Automated Market Makers (AMMs) have been a major innovation in decentralised finance (DeFi), enabling traders to swap tokens on-chain in a decentralised manner while allowing liquidity providers to earn a yield on their tokens and accruing trading fees in return. However, traditional AMMs share similar shortcomings in their design, specifically around impermanent loss risk and capital inefficiencies.
- Fragmented Liquidity - The liquidity of different pools cannot be shared with one another due to the closed liquidity pool design in first-generation stableswaps, resulting in less-than-ideal slippages and indirect trades.
- Impermanent Loss - Providing 50/50 paired liquidity is expensive for an individual and has the looming risk of impermanent loss.
- Complex Pool Design - The design of other stableswaps requires multiple tokens of equal value within a pool, complicating pool compositions and hindering the scalability of the protocol.
- Insufficient Risk Management - Liquidity providers suffer the maximum loss in the event of depegging of an asset as there is no mechanism to prevent or minimise losses.
MantisSwap has four core features that makes it stand out from other AMMs:
- Single-Sided Liquidity - Instead of having to deposit both tokens in a classic liquidity pool, liquidity providers only need to deposit one token.

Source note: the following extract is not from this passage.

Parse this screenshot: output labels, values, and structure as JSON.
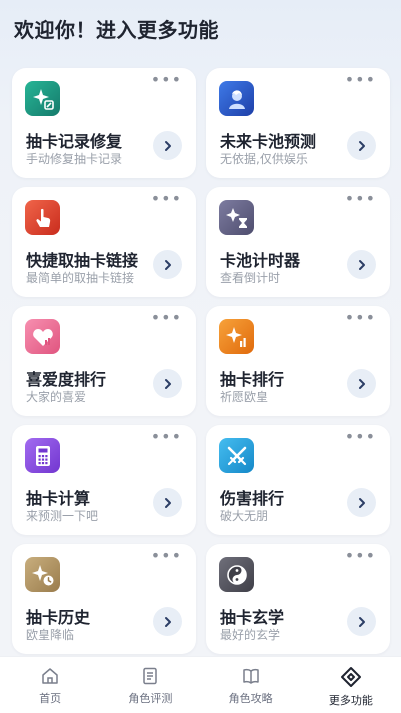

- Open Pool Design - While other AMMs have fragmented liquidity amongst pools, on MantisSwap liquidity is shared between tokens, allowing token swapping from different pools and enabling higher capital efficiency of the system.
- Flexible Architecture - The pool design of Mantis allows multiple tokens of the same kind to be accommodated in a single liquidity pool, enabling deeper liquidity for each asset.
- Autonomous Loss Protection - MantisSwap design features a novel mechanism to minimise losses due to the volatility risk associated with various pegged assets using internal pool metrics rather than depending fully on oracles.